Do you have other »candidate« drugs in mind besides TNF to prevent damage to the heart or other organs during tumour therapy?

Rassaf: Yes, there are already others under consideration. We want to conduct new studies on them in the preclinical area, for example in animal models or cell cultures, during 2022, so the results are naturally not yet available. We are working closely with ISAS on this research. The institute’s multi-omics analyses provide us with important biochemical and physiological data, for example for understanding adverse reactions. In the coming years, we would like to devote ourselves to the question of exactly how immunotherapies work.

Are there any other research partners in this regard?   

Rassaf: Yes, in addition to ISAS, we cooperate here on site with the Tumour Clinic and Nuclear Medicine or Radiology.
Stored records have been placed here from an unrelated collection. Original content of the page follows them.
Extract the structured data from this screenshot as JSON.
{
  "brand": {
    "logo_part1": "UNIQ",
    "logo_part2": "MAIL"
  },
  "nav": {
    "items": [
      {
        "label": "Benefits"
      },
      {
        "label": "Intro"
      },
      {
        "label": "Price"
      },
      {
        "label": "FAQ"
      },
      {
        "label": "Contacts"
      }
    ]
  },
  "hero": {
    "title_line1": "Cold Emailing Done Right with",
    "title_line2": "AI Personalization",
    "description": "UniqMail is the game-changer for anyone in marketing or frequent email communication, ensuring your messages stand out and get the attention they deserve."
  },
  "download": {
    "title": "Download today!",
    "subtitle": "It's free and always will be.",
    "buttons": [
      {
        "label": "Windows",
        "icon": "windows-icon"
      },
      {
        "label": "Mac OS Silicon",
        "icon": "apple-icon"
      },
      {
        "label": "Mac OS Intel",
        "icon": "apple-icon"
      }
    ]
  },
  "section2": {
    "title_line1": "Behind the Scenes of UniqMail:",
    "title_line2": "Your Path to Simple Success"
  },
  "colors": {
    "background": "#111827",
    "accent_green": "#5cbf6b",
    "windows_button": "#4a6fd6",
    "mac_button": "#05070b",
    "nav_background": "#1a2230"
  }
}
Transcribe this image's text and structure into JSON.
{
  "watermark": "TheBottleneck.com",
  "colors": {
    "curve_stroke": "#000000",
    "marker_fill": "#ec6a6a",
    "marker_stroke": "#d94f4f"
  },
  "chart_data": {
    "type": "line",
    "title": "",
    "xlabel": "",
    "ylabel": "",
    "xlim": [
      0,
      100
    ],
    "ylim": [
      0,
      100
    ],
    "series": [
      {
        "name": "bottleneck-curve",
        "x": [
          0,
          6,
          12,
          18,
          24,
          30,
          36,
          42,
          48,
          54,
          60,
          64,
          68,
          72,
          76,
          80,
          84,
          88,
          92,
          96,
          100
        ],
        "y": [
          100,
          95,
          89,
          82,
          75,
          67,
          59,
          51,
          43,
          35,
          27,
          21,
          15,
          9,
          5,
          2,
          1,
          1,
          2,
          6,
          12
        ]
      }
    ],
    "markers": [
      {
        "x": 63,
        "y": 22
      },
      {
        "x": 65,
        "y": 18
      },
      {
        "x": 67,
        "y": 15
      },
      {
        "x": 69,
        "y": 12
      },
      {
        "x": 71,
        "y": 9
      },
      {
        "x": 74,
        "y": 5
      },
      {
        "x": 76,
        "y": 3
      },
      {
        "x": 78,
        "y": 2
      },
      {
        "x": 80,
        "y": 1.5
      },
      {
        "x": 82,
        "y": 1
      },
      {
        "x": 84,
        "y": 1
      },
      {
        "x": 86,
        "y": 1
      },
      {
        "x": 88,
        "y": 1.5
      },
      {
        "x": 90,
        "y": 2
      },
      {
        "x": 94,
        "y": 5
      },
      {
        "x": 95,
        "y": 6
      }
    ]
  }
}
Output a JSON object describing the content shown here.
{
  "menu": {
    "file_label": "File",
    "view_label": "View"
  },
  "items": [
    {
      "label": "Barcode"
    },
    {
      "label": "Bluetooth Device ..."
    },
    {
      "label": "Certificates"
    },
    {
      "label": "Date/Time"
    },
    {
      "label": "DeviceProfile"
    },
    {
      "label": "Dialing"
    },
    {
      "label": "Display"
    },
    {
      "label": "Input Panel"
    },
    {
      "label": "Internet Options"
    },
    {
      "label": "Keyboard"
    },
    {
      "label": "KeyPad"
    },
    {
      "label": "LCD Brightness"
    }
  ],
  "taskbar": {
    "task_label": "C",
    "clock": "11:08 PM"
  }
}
We also have an exchange with Charité – Universitätsmedizin Berlin and the Cologne University Hospital.

What other projects are you currently researching?   
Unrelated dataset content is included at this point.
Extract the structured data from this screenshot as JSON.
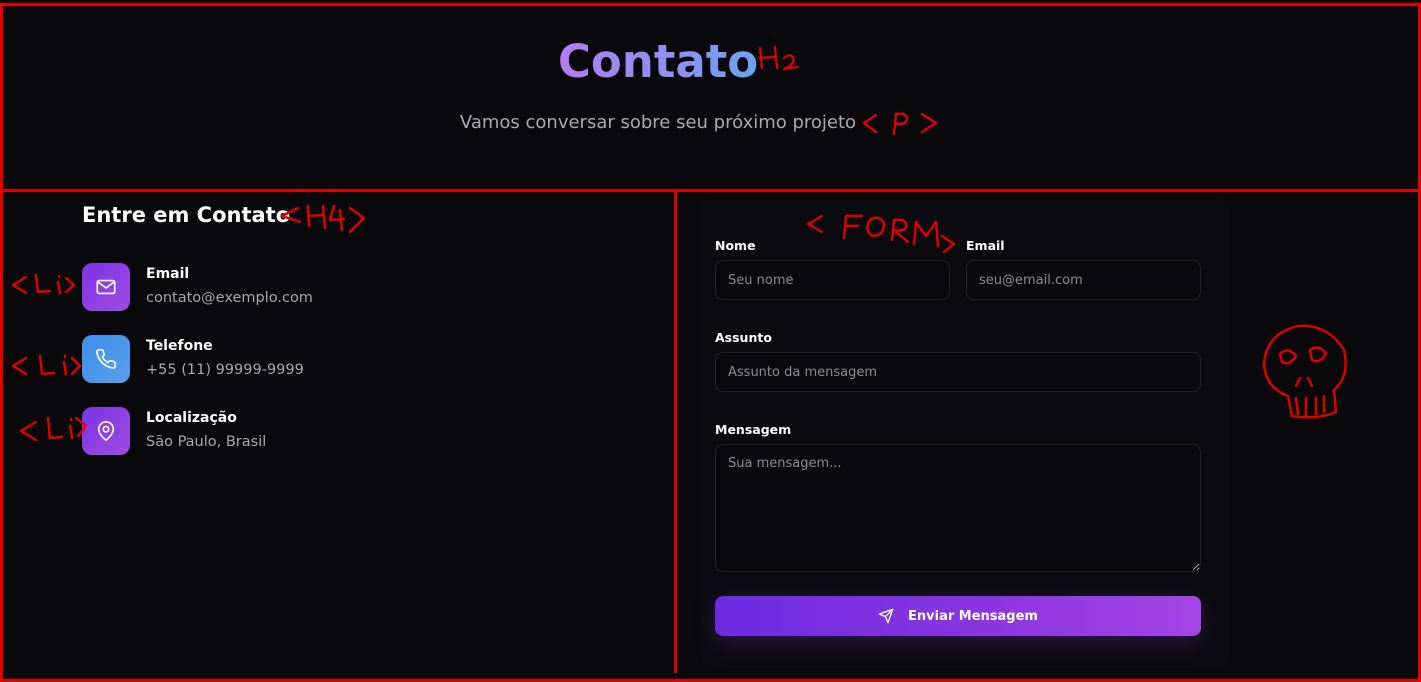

Rassaf: We currently have two studies underway. The first addresses the question of how to prolong the lives of cancer patients with cardiac damage. The second study concerns exercise, or more specifically, exercise as a possible means of preventing premature heart damage.

How do you envisage your scientific work in the next few years?   
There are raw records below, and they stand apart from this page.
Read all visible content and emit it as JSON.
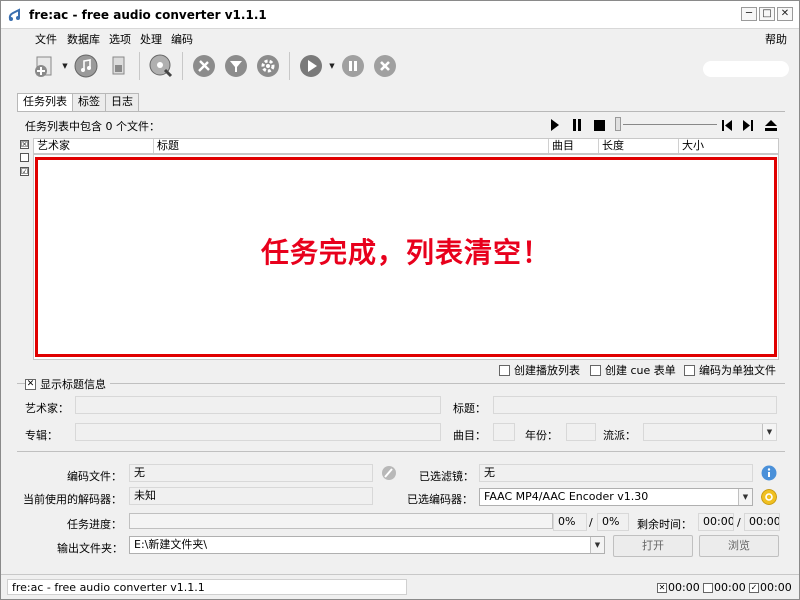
{
  "window": {
    "title": "fre:ac - free audio converter v1.1.1",
    "controls": {
      "minimize": "─",
      "maximize": "□",
      "close": "✕"
    }
  },
  "menu": {
    "items": [
      "文件",
      "数据库",
      "选项",
      "处理",
      "编码"
    ],
    "help": "帮助"
  },
  "toolbar": {
    "icons": [
      "add-files-icon",
      "cdda-icon",
      "cd-ripper-icon",
      "cddb-query-icon",
      "settings-icon",
      "filter-icon",
      "configure-icon",
      "encode-icon",
      "pause-icon",
      "stop-icon"
    ]
  },
  "tabs": [
    "任务列表",
    "标签",
    "日志"
  ],
  "joblist": {
    "summary": "任务列表中包含 0 个文件：",
    "columns": [
      "艺术家",
      "标题",
      "曲目",
      "长度",
      "大小"
    ],
    "side_checks": [
      "☒",
      "",
      "☑"
    ]
  },
  "overlay": {
    "message": "任务完成，列表清空！",
    "color": "#e8001c"
  },
  "options": {
    "create_playlist": "创建播放列表",
    "create_cue": "创建 cue 表单",
    "encode_single": "编码为单独文件"
  },
  "title_info": {
    "toggle_label": "显示标题信息",
    "artist_label": "艺术家：",
    "title_label": "标题：",
    "album_label": "专辑：",
    "track_label": "曲目：",
    "year_label": "年份：",
    "genre_label": "流派："
  },
  "status": {
    "encoding_file_label": "编码文件：",
    "encoding_file_value": "无",
    "decoder_label": "当前使用的解码器：",
    "decoder_value": "未知",
    "filters_label": "已选滤镜：",
    "filters_value": "无",
    "encoder_label": "已选编码器：",
    "encoder_value": "FAAC MP4/AAC Encoder v1.30",
    "progress_label": "任务进度：",
    "progress_value": 0,
    "percent_1": "0%",
    "percent_sep": "/",
    "percent_2": "0%",
    "remaining_label": "剩余时间：",
    "time_1": "00:00",
    "time_sep": "/",
    "time_2": "00:00",
    "output_label": "输出文件夹：",
    "output_value": "E:\\新建文件夹\\",
    "open_button": "打开",
    "browse_button": "浏览"
  },
  "statusbar": {
    "text": "fre:ac - free audio converter v1.1.1",
    "times": [
      "00:00",
      "00:00",
      "00:00"
    ]
  }
}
Rassaf: We advertised two joint professorships in cooperation with ISAS in 2021. Both could be titled »Individualisation of Medicine«. One of these professorships is located entirely at ISAS in Dortmund. The task there will be to examine samples from patients in detail using multi-omics analyses in order to obtain new, detailed information on the metabolism of individual patients. The other professorship at the University Hospital will build on this. It should lead to the development of new treatment procedures in cardiology. Our common goal is ultimately a tailor-made therapy, individually adapted to each patient.



has been Director of the Cardiology and Angiology Clinic at the West German Heart and Vascular Centre (University of Duisburg-Essen) since 2015. The range of treatments offered by his clinic includes all areas of cardiovascular medicine, including all therapies for coronary heart disease, cardiac arrhythmias, valvular heart disease, heart failure, aortic diseases and congenital heart defects, as well as emergency and intensive care medicine. Rassaf is one of the initiators of the nationwide Oncological Cardiology research group, which was established in 2018.


(The interview was conducted by Dr Thomas Krämer.)